What Happens If You Die Before Your Elderly Parents?
Many Baby Boomers have parents living into their 80s and 90s, and often these elderly individuals are in need of support from family as they have limited resources. They may depend mainly upon Social Security with Medicare benefits or maybe they are fortunate enough to have some form of a pension.
In many other instances, one parent has passed away and has used up a good deal of the couple’s resources for their own care. The situation becomes more critical if you are the only one left standing to take care of the parent!
Continued Care Plans
What plans have you made for the continued care of a parent in the event of your own death?
If you are taking care of a parent, you are likely familiar with their financial picture and have been paying bills and been the contact person for the care facility.
You may already be providing some amount of subsidy for their care and may have concerns about how this impacts your own retirement financial wellness. A key to being able to continue the level of care is to have an understanding of both your parent’s finances as well as your own.
Here are some basic steps to consider taking to assure that if you were to die before your parent, you would not leave them at the mercy of the Family Law Courts or force them into a Medicaid facility that may not be at the same level of care you intended.
Review Your Parent’s Documents
First, review your parent’s estate documents and be sure that they have a Financial Power of Attorney (POA), Medical POA (Med Directive), a Living Will (to indicate their wishes concerning end-of-life care), and that the appropriate successors are listed in these documents in the event of your death before your parent’s.
Be sure that these documents are up to date so that you will be able to utilize them with the various financial institutions and the medical facilities that may be employed for your parent’s care. (Documents more than five years old may become a practical issue in dealing with institutions).

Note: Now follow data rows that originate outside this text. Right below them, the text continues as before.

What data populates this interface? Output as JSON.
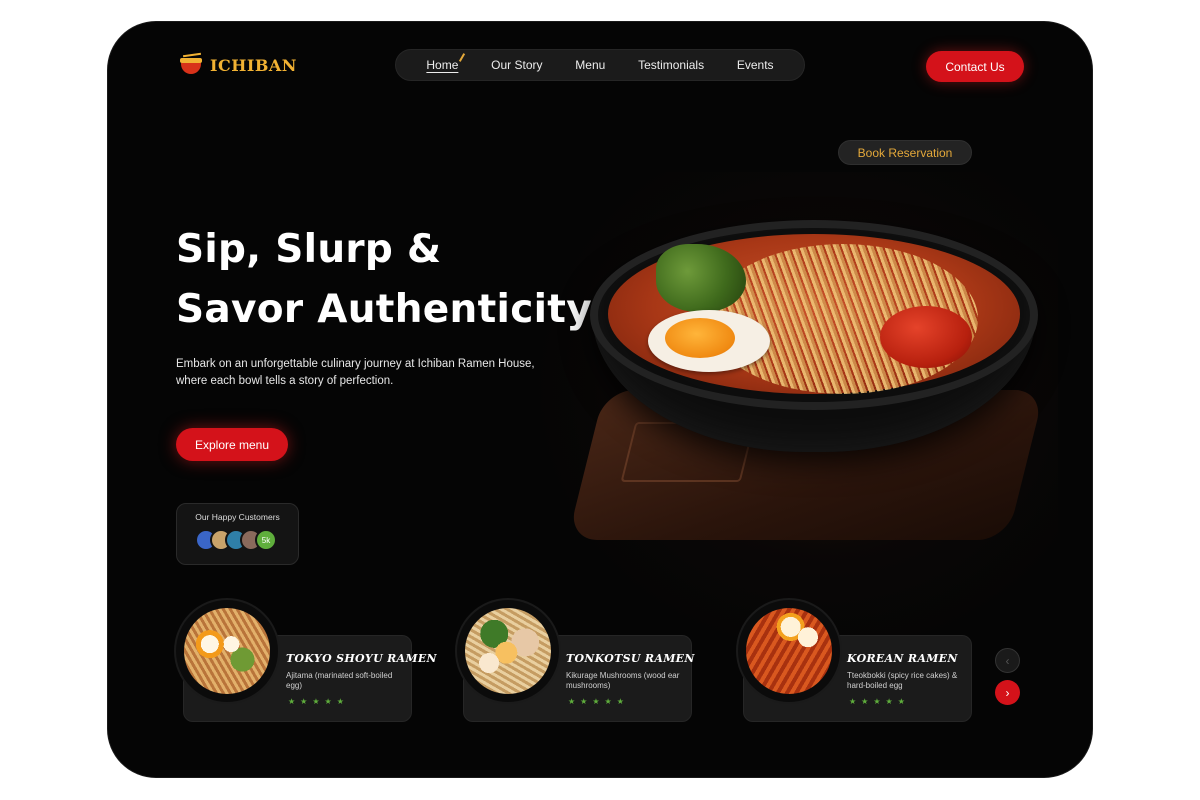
{
  "brand": {
    "name": "ICHIBAN",
    "accent": "#d4121a",
    "gold": "#e3a83a"
  },
  "nav": {
    "items": [
      {
        "label": "Home",
        "active": true
      },
      {
        "label": "Our Story",
        "active": false
      },
      {
        "label": "Menu",
        "active": false
      },
      {
        "label": "Testimonials",
        "active": false
      },
      {
        "label": "Events",
        "active": false
      }
    ]
  },
  "header": {
    "contact_label": "Contact Us"
  },
  "reservation": {
    "label": "Book Reservation"
  },
  "hero": {
    "title_line1": "Sip, Slurp &",
    "title_line2": "Savor Authenticity",
    "subtitle": "Embark on an unforgettable culinary journey at Ichiban Ramen House, where each bowl tells a story of perfection.",
    "cta_label": "Explore menu"
  },
  "customers": {
    "label": "Our Happy Customers",
    "count": "5k",
    "avatar_colors": [
      "#3a66c8",
      "#c9a36a",
      "#2f7fa8",
      "#8a6a5c"
    ]
  },
  "dishes": [
    {
      "name": "TOKYO SHOYU RAMEN",
      "desc": "Ajitama (marinated soft-boiled egg)",
      "rating": 5
    },
    {
      "name": "TONKOTSU RAMEN",
      "desc": "Kikurage Mushrooms (wood ear mushrooms)",
      "rating": 5
    },
    {
      "name": "KOREAN RAMEN",
      "desc": "Tteokbokki (spicy rice cakes) & hard-boiled egg",
      "rating": 5
    }
  ],
  "carousel": {
    "prev_icon": "chevron-left-icon",
    "next_icon": "chevron-right-icon"
  }
}
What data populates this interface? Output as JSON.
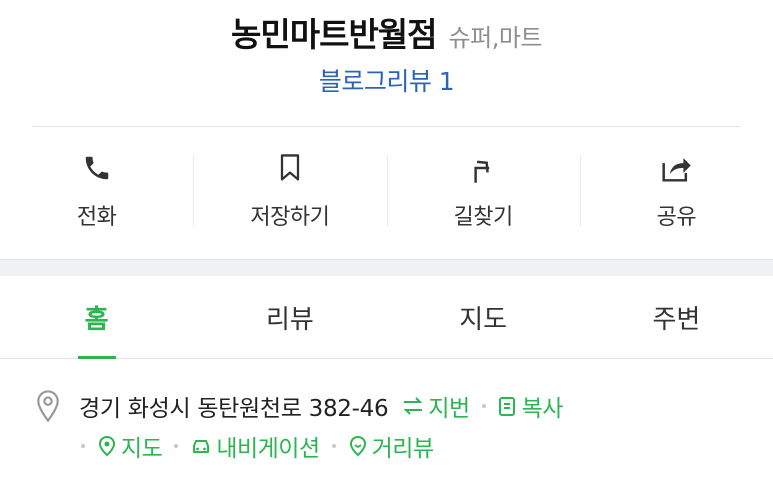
{
  "place": {
    "name": "농민마트반월점",
    "category": "슈퍼,마트",
    "review_link": "블로그리뷰 1"
  },
  "actions": {
    "call": "전화",
    "save": "저장하기",
    "directions": "길찾기",
    "share": "공유"
  },
  "tabs": {
    "home": "홈",
    "review": "리뷰",
    "map": "지도",
    "nearby": "주변",
    "active": "home"
  },
  "address": {
    "road": "경기 화성시 동탄원천로 382-46",
    "jibun": "지번",
    "copy": "복사",
    "map": "지도",
    "navigation": "내비게이션",
    "street_view": "거리뷰"
  },
  "colors": {
    "accent_green": "#2db552",
    "link_blue": "#2e63b8"
  },
  "icons": [
    "phone-icon",
    "bookmark-icon",
    "directions-icon",
    "share-icon",
    "location-pin-icon",
    "swap-icon",
    "copy-icon",
    "map-pin-icon",
    "car-icon",
    "street-view-icon"
  ]
}
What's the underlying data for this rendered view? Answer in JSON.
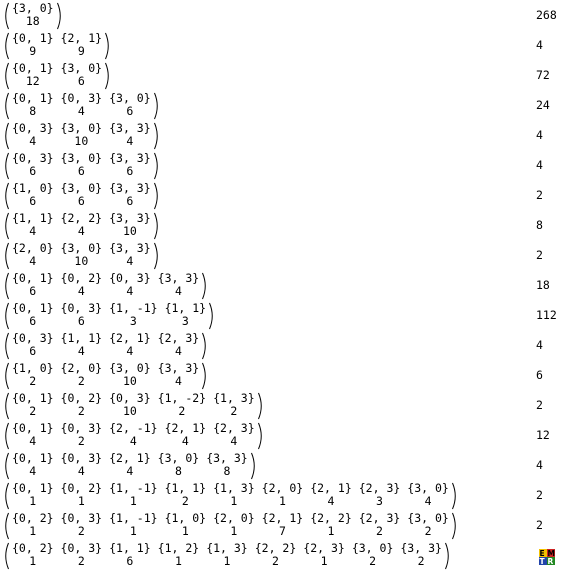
{
  "rows": [
    {
      "cols": [
        {
          "pair": "{3, 0}",
          "mult": "18"
        }
      ],
      "count": "268"
    },
    {
      "cols": [
        {
          "pair": "{0, 1}",
          "mult": "9"
        },
        {
          "pair": "{2, 1}",
          "mult": "9"
        }
      ],
      "count": "4"
    },
    {
      "cols": [
        {
          "pair": "{0, 1}",
          "mult": "12"
        },
        {
          "pair": "{3, 0}",
          "mult": "6"
        }
      ],
      "count": "72"
    },
    {
      "cols": [
        {
          "pair": "{0, 1}",
          "mult": "8"
        },
        {
          "pair": "{0, 3}",
          "mult": "4"
        },
        {
          "pair": "{3, 0}",
          "mult": "6"
        }
      ],
      "count": "24"
    },
    {
      "cols": [
        {
          "pair": "{0, 3}",
          "mult": "4"
        },
        {
          "pair": "{3, 0}",
          "mult": "10"
        },
        {
          "pair": "{3, 3}",
          "mult": "4"
        }
      ],
      "count": "4"
    },
    {
      "cols": [
        {
          "pair": "{0, 3}",
          "mult": "6"
        },
        {
          "pair": "{3, 0}",
          "mult": "6"
        },
        {
          "pair": "{3, 3}",
          "mult": "6"
        }
      ],
      "count": "4"
    },
    {
      "cols": [
        {
          "pair": "{1, 0}",
          "mult": "6"
        },
        {
          "pair": "{3, 0}",
          "mult": "6"
        },
        {
          "pair": "{3, 3}",
          "mult": "6"
        }
      ],
      "count": "2"
    },
    {
      "cols": [
        {
          "pair": "{1, 1}",
          "mult": "4"
        },
        {
          "pair": "{2, 2}",
          "mult": "4"
        },
        {
          "pair": "{3, 3}",
          "mult": "10"
        }
      ],
      "count": "8"
    },
    {
      "cols": [
        {
          "pair": "{2, 0}",
          "mult": "4"
        },
        {
          "pair": "{3, 0}",
          "mult": "10"
        },
        {
          "pair": "{3, 3}",
          "mult": "4"
        }
      ],
      "count": "2"
    },
    {
      "cols": [
        {
          "pair": "{0, 1}",
          "mult": "6"
        },
        {
          "pair": "{0, 2}",
          "mult": "4"
        },
        {
          "pair": "{0, 3}",
          "mult": "4"
        },
        {
          "pair": "{3, 3}",
          "mult": "4"
        }
      ],
      "count": "18"
    },
    {
      "cols": [
        {
          "pair": "{0, 1}",
          "mult": "6"
        },
        {
          "pair": "{0, 3}",
          "mult": "6"
        },
        {
          "pair": "{1, -1}",
          "mult": "3"
        },
        {
          "pair": "{1, 1}",
          "mult": "3"
        }
      ],
      "count": "112"
    },
    {
      "cols": [
        {
          "pair": "{0, 3}",
          "mult": "6"
        },
        {
          "pair": "{1, 1}",
          "mult": "4"
        },
        {
          "pair": "{2, 1}",
          "mult": "4"
        },
        {
          "pair": "{2, 3}",
          "mult": "4"
        }
      ],
      "count": "4"
    },
    {
      "cols": [
        {
          "pair": "{1, 0}",
          "mult": "2"
        },
        {
          "pair": "{2, 0}",
          "mult": "2"
        },
        {
          "pair": "{3, 0}",
          "mult": "10"
        },
        {
          "pair": "{3, 3}",
          "mult": "4"
        }
      ],
      "count": "6"
    },
    {
      "cols": [
        {
          "pair": "{0, 1}",
          "mult": "2"
        },
        {
          "pair": "{0, 2}",
          "mult": "2"
        },
        {
          "pair": "{0, 3}",
          "mult": "10"
        },
        {
          "pair": "{1, -2}",
          "mult": "2"
        },
        {
          "pair": "{1, 3}",
          "mult": "2"
        }
      ],
      "count": "2"
    },
    {
      "cols": [
        {
          "pair": "{0, 1}",
          "mult": "4"
        },
        {
          "pair": "{0, 3}",
          "mult": "2"
        },
        {
          "pair": "{2, -1}",
          "mult": "4"
        },
        {
          "pair": "{2, 1}",
          "mult": "4"
        },
        {
          "pair": "{2, 3}",
          "mult": "4"
        }
      ],
      "count": "12"
    },
    {
      "cols": [
        {
          "pair": "{0, 1}",
          "mult": "4"
        },
        {
          "pair": "{0, 3}",
          "mult": "4"
        },
        {
          "pair": "{2, 1}",
          "mult": "4"
        },
        {
          "pair": "{3, 0}",
          "mult": "8"
        },
        {
          "pair": "{3, 3}",
          "mult": "8"
        }
      ],
      "count": "4"
    },
    {
      "cols": [
        {
          "pair": "{0, 1}",
          "mult": "1"
        },
        {
          "pair": "{0, 2}",
          "mult": "1"
        },
        {
          "pair": "{1, -1}",
          "mult": "1"
        },
        {
          "pair": "{1, 1}",
          "mult": "2"
        },
        {
          "pair": "{1, 3}",
          "mult": "1"
        },
        {
          "pair": "{2, 0}",
          "mult": "1"
        },
        {
          "pair": "{2, 1}",
          "mult": "4"
        },
        {
          "pair": "{2, 3}",
          "mult": "3"
        },
        {
          "pair": "{3, 0}",
          "mult": "4"
        }
      ],
      "count": "2"
    },
    {
      "cols": [
        {
          "pair": "{0, 2}",
          "mult": "1"
        },
        {
          "pair": "{0, 3}",
          "mult": "2"
        },
        {
          "pair": "{1, -1}",
          "mult": "1"
        },
        {
          "pair": "{1, 0}",
          "mult": "1"
        },
        {
          "pair": "{2, 0}",
          "mult": "1"
        },
        {
          "pair": "{2, 1}",
          "mult": "7"
        },
        {
          "pair": "{2, 2}",
          "mult": "1"
        },
        {
          "pair": "{2, 3}",
          "mult": "2"
        },
        {
          "pair": "{3, 0}",
          "mult": "2"
        }
      ],
      "count": "2"
    },
    {
      "cols": [
        {
          "pair": "{0, 2}",
          "mult": "1"
        },
        {
          "pair": "{0, 3}",
          "mult": "2"
        },
        {
          "pair": "{1, 1}",
          "mult": "6"
        },
        {
          "pair": "{1, 2}",
          "mult": "1"
        },
        {
          "pair": "{1, 3}",
          "mult": "1"
        },
        {
          "pair": "{2, 2}",
          "mult": "2"
        },
        {
          "pair": "{2, 3}",
          "mult": "1"
        },
        {
          "pair": "{3, 0}",
          "mult": "2"
        },
        {
          "pair": "{3, 3}",
          "mult": "2"
        }
      ],
      "count": ""
    }
  ],
  "logo": {
    "icon": "mathematica-logo-icon",
    "text": "EM TRI",
    "colors": {
      "red": "#cc2222",
      "blue": "#2244aa",
      "yellow": "#f2c200",
      "green": "#228822"
    }
  }
}
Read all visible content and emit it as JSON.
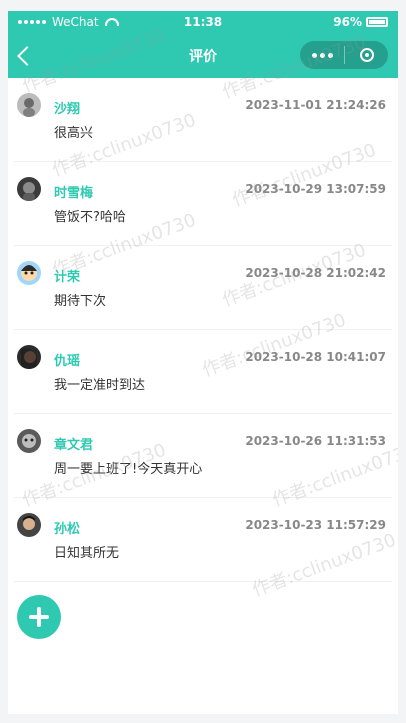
{
  "status_bar": {
    "carrier": "WeChat",
    "time": "11:38",
    "battery": "96%"
  },
  "nav": {
    "title": "评价"
  },
  "reviews": [
    {
      "name": "沙翔",
      "time": "2023-11-01 21:24:26",
      "comment": "很高兴"
    },
    {
      "name": "时雪梅",
      "time": "2023-10-29 13:07:59",
      "comment": "管饭不?哈哈"
    },
    {
      "name": "计荣",
      "time": "2023-10-28 21:02:42",
      "comment": "期待下次"
    },
    {
      "name": "仇瑶",
      "time": "2023-10-28 10:41:07",
      "comment": "我一定准时到达"
    },
    {
      "name": "章文君",
      "time": "2023-10-26 11:31:53",
      "comment": "周一要上班了!今天真开心"
    },
    {
      "name": "孙松",
      "time": "2023-10-23 11:57:29",
      "comment": "日知其所无"
    }
  ],
  "watermark": "作者:cclinux0730",
  "colors": {
    "accent": "#2fc9b2",
    "capsule": "#25a08e",
    "name_color": "#2fc9b2",
    "time_color": "#888888",
    "text_color": "#333333"
  }
}
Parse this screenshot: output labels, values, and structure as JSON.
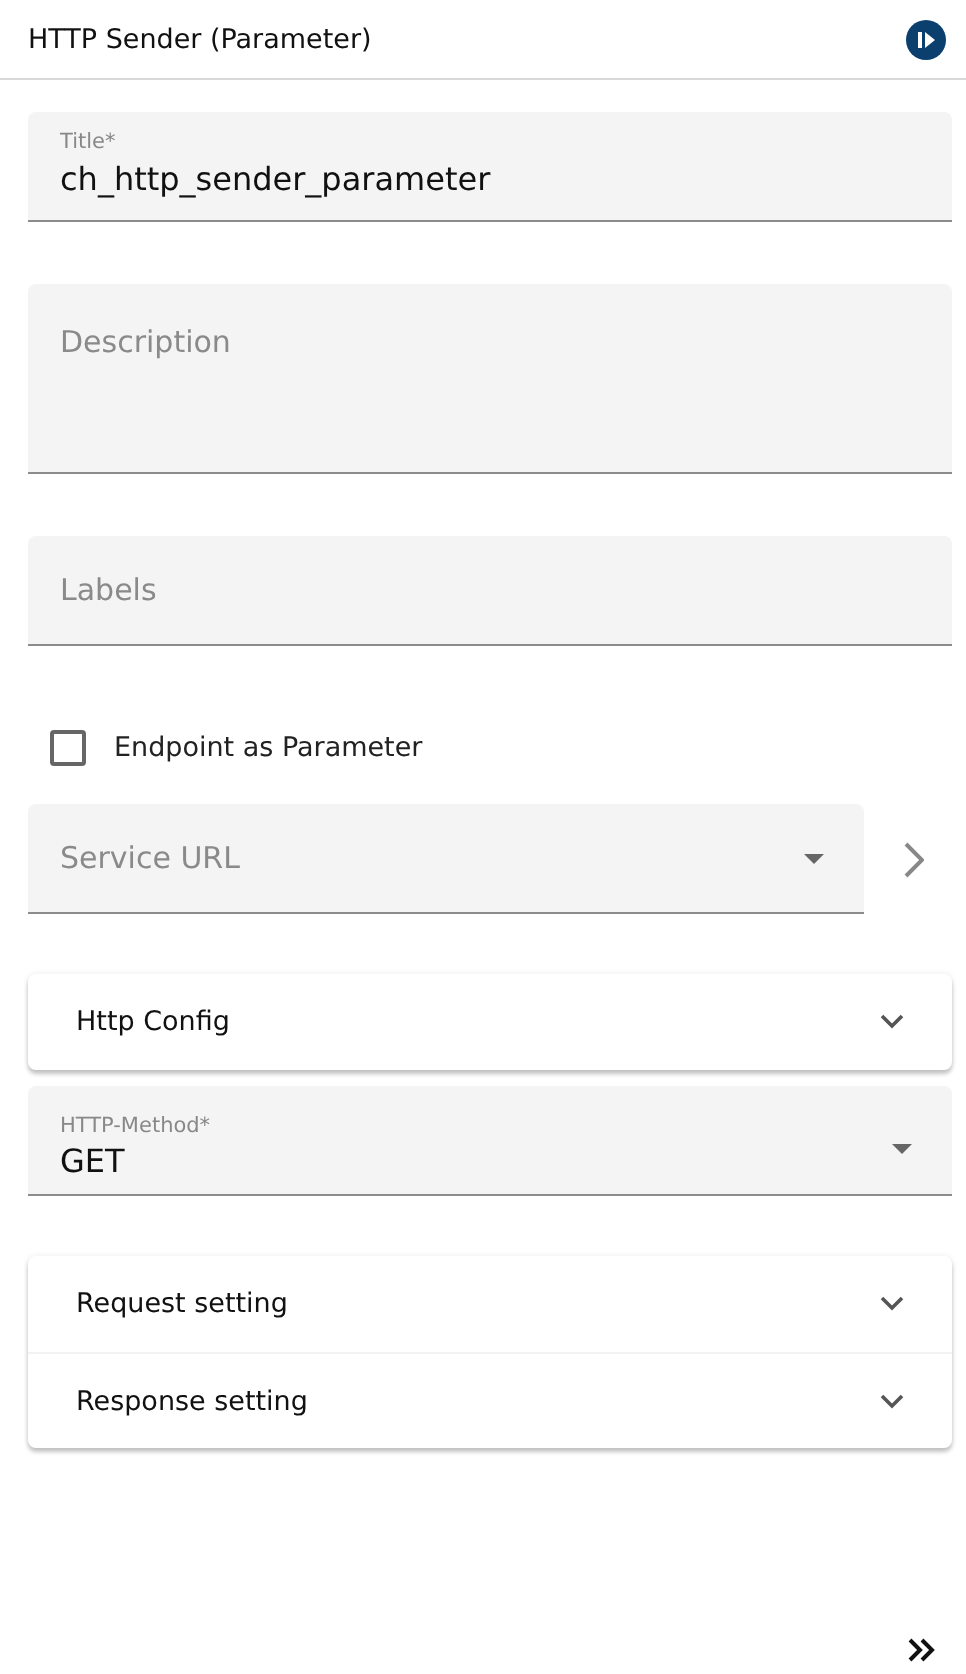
{
  "header": {
    "title": "HTTP Sender (Parameter)"
  },
  "fields": [
    {
      "kind": "text",
      "label": "Title*",
      "value": "ch_http_sender_parameter"
    },
    {
      "kind": "textarea",
      "placeholder": "Description"
    },
    {
      "kind": "text",
      "placeholder": "Labels"
    }
  ],
  "endpoint_checkbox": {
    "label": "Endpoint as Parameter",
    "checked": false
  },
  "service_url": {
    "placeholder": "Service URL"
  },
  "http_config": {
    "title": "Http Config",
    "expanded": false
  },
  "http_method": {
    "label": "HTTP-Method*",
    "value": "GET"
  },
  "settings": [
    {
      "title": "Request setting",
      "expanded": false
    },
    {
      "title": "Response setting",
      "expanded": false
    }
  ]
}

If your parent is already in a full care or memory care facility, check to see if they require a “Do Not Resuscitate,” or DNR. If Hospice care is necessary, they will require a DNR.
Review Your Own Documents
This may be a good time to also review your own estate documents. When was the last time you reviewed your Will, Revocable Trust, POA, Med Dir, and Living Will?
Have they been updated since your parents or parent entered a care facility? Do you have provisions for their continued care via your own estate in the event you predecease them?
Look into the Financial Side
Next, it is also time to review your parent’s and your own financial circumstances in order to gain an understanding of the amount of resources available to parents and what, if any, financial responsibilities you may have.
These may not necessarily be legal responsibilities but may be based more on emotions and your own fears of being held in a long-term care facility that does not meet the level of what you would want for yourself.
This situation also creates potential dilemmas if you have a surviving husband, children, and possibly grandchildren. How will providing aid to a parent impact the long-term resources for your own family?
In retirement, individuals form new routines, and many people may not pay as much attention to finances as the income is a constant and life just seems to flow.
Financial planning is primarily focused on the goal of getting to retirement, but many plans do not really discuss the necessary planning when you are in retirement. Retirees tend to go along with the flow and don’t make changes until an event causes them to do so.
This is reactionary planning and can lead to unfortunate situations. Retirement is just another stage in the planning process and not the end of planning. In retirement, simplicity is a great start, so keep only those accounts you need especially for direct deposits.
Social Security does not recognize a POA, so make sure you take the time now to deal online with Social Security for your parent!
Time for a Family Meeting!
How often do you and your spouse review your overall financial picture? Which spouse is the primary “money manager”? If something was to happen to that person, would that leave the survivor in a lurch?
Who should the survivor contact for help? Are your children aware of what you want in the event of your own incapacity or death?
These issues are challenging and can cause anxiety for all concerned. You may not realize it, but your children are already worried about what will happen to you and are concerned about your wellbeing, both physical and financial. Would having a family meeting help to alleviate everyone’s concerns? \
This would also be a good time to make sure the person(s) you want to handle your own estate matters is actually willing and able to do so.
Having this type of meeting may also reduce the potential family in-fighting that may occur, especially if you have chosen someone who may be controversial or has conflicts with other family members.
If you have a blended family, having an open and honest meeting may provide the clarity needed so that beneficiaries from both sides do not create battle lines that may cause permanent damage to family relationships.
The sooner these matters are addressed, the easier it will be when the time comes to implement your long-term planning and estate distribution plans. Please seek professional guidance from Elder Law or Estate Tax Law attorneys for your estate planning requirements.
Disclosure: The information provided in this article is for informational purposes only and not to be considered legal, financial or tax advice.
What provisions have you made for your elderly parents’ care? Have you looked into financial planning options? What issues have you not thought about? Please share your thought and concerns below.